Of course, one piece of data--like the Standard Setting Study--should not dictate the future of the bar exam. Nor should the study of my colleague Rob Anderson and me. Nor should the standard setting study 30 years ago. But they all do point toward some skepticism that the bar exam cut score it dramatically or outlandishly too high. It might be, as the cost-benefit and policy analysis in the recommendations to the state bar suggest, that some errors ought to be tolerated with a slight lowering of the score. Or it might be that the score should remain in place.

Whatever it is, more evidence continues to point toward keeping it roughly in the current place, and more studies in the future may offer new perspectives on the proper cut score.

Some good news, and some perspective, on the June 2017 LSAT

The Law School Admissions Council recently shared that LSATs administered increased significantly year-over-year: a 19.8% increase. In historical terms, the June 2017 test had more test-takers than any June since 2010, which had a whopping 23,973 (the last year of the "boom" cycle for law school admissions). That's good news for law schools looking to fill their classes with more students, and, hopefully, more qualified students. I've visualized the last decade of June LSAT administrations below.

Of course, there are many more steps along the way to a better Class of 2021: applicant quality among those test-takers, whether they turn into actual applicants, etc. And given the potential for schools to accept the GRE instead of the LSAT, LSAT administrations may slightly understate expectations for future applicants.

But one data point is worth consider, and that's repeat test-takers. LSAC discloses that data in some more opaque ways, but it's worth considering how many first-time test-takers were among the June 2017 test-takers.

First-time test-takers are a better picture of the likely changes to the quality and quantity of the applicant pool.
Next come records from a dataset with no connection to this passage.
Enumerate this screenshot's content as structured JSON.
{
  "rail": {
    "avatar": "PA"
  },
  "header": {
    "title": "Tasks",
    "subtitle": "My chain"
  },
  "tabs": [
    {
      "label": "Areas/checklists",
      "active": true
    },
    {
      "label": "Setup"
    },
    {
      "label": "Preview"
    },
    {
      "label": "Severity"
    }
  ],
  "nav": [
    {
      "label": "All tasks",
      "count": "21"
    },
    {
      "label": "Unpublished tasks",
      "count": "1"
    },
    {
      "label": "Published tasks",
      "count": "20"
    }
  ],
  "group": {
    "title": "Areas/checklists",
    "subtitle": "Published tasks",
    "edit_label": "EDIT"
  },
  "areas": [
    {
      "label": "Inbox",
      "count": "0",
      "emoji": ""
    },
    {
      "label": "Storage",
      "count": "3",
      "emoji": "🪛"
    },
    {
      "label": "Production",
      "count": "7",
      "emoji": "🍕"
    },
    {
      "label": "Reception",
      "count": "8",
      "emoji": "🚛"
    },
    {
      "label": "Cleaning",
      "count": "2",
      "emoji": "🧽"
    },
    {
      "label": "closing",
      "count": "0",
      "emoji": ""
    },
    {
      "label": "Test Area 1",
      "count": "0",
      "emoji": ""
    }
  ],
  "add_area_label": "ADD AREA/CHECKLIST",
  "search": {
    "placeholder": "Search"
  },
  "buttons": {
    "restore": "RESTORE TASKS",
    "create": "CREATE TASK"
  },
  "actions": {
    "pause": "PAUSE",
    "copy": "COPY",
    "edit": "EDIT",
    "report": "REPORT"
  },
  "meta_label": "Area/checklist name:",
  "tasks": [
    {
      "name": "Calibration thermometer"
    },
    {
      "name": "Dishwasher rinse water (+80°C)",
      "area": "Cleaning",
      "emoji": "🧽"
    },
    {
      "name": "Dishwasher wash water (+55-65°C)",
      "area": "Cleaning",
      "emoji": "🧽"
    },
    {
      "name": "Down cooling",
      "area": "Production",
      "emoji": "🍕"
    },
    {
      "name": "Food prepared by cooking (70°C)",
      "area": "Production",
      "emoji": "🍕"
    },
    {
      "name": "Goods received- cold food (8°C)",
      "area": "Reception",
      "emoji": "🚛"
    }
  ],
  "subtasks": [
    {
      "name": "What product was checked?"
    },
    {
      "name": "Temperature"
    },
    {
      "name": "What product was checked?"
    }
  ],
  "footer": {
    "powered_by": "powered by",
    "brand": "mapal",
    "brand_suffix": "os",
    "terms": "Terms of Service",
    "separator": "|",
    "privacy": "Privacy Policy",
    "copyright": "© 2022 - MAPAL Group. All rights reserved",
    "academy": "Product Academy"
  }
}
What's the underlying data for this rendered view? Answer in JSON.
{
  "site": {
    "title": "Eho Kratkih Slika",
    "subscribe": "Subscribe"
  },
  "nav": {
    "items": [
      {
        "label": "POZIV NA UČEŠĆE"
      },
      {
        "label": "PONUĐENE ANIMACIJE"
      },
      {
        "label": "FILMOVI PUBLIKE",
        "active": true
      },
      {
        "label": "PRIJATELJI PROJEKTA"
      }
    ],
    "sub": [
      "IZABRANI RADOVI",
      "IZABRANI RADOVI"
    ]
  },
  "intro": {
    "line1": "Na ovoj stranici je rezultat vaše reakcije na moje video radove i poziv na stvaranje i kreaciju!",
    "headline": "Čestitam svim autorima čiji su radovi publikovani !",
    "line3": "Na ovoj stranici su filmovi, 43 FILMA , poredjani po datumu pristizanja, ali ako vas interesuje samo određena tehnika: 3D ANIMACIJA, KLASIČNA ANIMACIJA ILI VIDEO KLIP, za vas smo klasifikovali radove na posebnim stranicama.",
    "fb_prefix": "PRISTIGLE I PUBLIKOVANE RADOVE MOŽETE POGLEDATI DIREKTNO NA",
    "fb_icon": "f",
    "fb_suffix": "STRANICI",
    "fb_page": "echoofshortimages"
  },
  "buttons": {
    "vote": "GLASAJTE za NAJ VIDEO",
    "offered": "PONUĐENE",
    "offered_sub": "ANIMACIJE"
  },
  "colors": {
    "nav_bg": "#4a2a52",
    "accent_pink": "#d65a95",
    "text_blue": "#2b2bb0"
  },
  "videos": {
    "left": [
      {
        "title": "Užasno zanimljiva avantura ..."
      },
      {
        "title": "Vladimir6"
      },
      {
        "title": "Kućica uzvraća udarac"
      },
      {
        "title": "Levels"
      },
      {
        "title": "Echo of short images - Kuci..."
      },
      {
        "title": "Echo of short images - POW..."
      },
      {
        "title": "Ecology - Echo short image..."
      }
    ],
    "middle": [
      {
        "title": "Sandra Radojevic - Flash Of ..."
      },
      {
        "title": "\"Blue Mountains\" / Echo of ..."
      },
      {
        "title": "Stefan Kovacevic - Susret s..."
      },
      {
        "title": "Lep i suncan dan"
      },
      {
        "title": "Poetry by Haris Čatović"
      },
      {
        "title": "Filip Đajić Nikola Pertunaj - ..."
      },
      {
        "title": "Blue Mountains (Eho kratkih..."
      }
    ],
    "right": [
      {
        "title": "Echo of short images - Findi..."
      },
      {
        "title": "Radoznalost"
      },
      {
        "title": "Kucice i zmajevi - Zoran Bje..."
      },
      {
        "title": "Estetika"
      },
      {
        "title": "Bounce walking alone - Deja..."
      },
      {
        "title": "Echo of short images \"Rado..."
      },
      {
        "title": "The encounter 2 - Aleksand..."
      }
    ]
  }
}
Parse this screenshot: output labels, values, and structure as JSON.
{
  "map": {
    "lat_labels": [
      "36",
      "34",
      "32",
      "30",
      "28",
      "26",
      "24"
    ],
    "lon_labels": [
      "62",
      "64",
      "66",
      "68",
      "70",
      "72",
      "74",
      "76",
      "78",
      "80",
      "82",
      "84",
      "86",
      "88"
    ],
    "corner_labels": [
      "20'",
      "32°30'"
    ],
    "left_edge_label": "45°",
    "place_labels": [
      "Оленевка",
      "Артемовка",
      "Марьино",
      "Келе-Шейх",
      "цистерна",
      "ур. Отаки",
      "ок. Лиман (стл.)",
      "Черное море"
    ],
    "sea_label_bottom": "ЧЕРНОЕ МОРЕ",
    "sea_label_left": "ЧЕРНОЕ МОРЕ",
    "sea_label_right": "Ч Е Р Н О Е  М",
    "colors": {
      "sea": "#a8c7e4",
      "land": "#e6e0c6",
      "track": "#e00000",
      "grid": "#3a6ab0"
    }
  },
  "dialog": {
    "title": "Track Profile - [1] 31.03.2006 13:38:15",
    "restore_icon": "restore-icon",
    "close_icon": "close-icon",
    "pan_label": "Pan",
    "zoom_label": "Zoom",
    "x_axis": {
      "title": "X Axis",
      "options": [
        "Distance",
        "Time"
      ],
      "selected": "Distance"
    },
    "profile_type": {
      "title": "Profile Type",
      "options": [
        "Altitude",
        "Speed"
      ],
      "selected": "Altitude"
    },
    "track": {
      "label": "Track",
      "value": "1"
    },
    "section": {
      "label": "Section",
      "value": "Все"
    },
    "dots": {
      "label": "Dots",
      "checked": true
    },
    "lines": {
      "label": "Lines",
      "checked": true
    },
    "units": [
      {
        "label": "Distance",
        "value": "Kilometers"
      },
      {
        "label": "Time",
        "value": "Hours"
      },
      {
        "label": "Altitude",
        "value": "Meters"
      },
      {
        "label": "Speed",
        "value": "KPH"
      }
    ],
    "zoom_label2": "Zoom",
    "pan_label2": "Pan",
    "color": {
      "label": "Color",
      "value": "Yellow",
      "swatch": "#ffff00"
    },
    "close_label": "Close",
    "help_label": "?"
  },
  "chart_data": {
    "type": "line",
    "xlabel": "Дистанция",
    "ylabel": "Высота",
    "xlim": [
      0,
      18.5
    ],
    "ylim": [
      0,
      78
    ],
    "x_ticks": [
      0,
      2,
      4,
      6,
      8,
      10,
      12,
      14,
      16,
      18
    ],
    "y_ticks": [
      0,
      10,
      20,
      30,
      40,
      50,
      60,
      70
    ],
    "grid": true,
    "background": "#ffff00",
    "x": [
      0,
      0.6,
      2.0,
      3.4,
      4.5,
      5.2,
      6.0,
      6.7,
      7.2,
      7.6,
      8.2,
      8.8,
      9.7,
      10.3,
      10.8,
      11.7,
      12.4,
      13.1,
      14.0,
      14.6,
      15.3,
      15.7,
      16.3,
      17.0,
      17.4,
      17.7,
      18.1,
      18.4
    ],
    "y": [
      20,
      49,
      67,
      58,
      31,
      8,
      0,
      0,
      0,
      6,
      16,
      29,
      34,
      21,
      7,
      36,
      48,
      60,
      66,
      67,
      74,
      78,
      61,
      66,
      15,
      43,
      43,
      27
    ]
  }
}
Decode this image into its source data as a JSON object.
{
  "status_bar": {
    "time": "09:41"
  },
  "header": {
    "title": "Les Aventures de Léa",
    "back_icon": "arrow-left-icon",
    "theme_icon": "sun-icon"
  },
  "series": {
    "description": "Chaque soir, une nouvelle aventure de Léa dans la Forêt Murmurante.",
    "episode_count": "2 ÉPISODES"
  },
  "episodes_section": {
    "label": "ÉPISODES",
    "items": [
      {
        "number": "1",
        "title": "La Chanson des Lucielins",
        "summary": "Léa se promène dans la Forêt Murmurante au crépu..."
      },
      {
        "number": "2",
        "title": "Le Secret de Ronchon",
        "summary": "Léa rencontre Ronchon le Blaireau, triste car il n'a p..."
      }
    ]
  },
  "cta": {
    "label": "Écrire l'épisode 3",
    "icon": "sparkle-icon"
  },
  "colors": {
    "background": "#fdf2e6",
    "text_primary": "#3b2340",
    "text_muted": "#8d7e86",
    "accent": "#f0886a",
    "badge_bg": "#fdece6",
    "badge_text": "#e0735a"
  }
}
Repeaters are permitted to use their highest score, which is a worse indicator of their quality. (They may now retake the test an unlimited number of times.) Additionally, first-time test-takers represent truly potentially new applicants, as opposed to repeaters who were probably already inclined to apply (or perhaps have applied and are seeking better scholarship offers).

Repeat test-takers have been slowly on the rise, as the graphic above (barely!) demonstrates. First-time test-takers made up 84.9% of the June 2007 LSAT administration. That number has eroded every June since, and this June saw first-time test-takers make up 74% of the administration. About 27,600 took the test, and 20,430 for the first time; compare that to June 2011, when there were fewer test-takers (about 26,800), but more who took it for the first time (21,610).

There is some good optimism for law schools looking for a boost in their admissions figures. But there's also a little perspective to consider about what these figures actually represent.

"The Kobach fallout on election security"

I have a guest post at Rick Hasen's Election Law Blog. It begins:

The Presidential Advisory Commission on Election Integrity offered its first public request this week, as Vice Chair and Kansas Secretary of State Kris Kobach requested voter information from every state. That single request has likely done long-lasting damage to the political ability of the federal government to regulate elections. In particular, any chance that meaningful election security issues would be addressed at the federal level before 2020 worsened dramatically this week.

The request is sloppy, as Charles Stewart carefully noted, and, at least in some cases, forbidden under state law. The letter was sent to the wrong administrators in some states, it requests data like “publicly-available . . . last four digits of social security number if available” (which should never be permissible), and it fails to follow the proper protocol in each state to request such data.

Response from state officials has been swift and generally opposed. It has been bipartisan, ranging from politically-charged outrage, to drier statements about what state disclosure law permits and (more often) forbids.

But the opposition reflects a major undercurrent from the states to the federal government: we run elections, not you.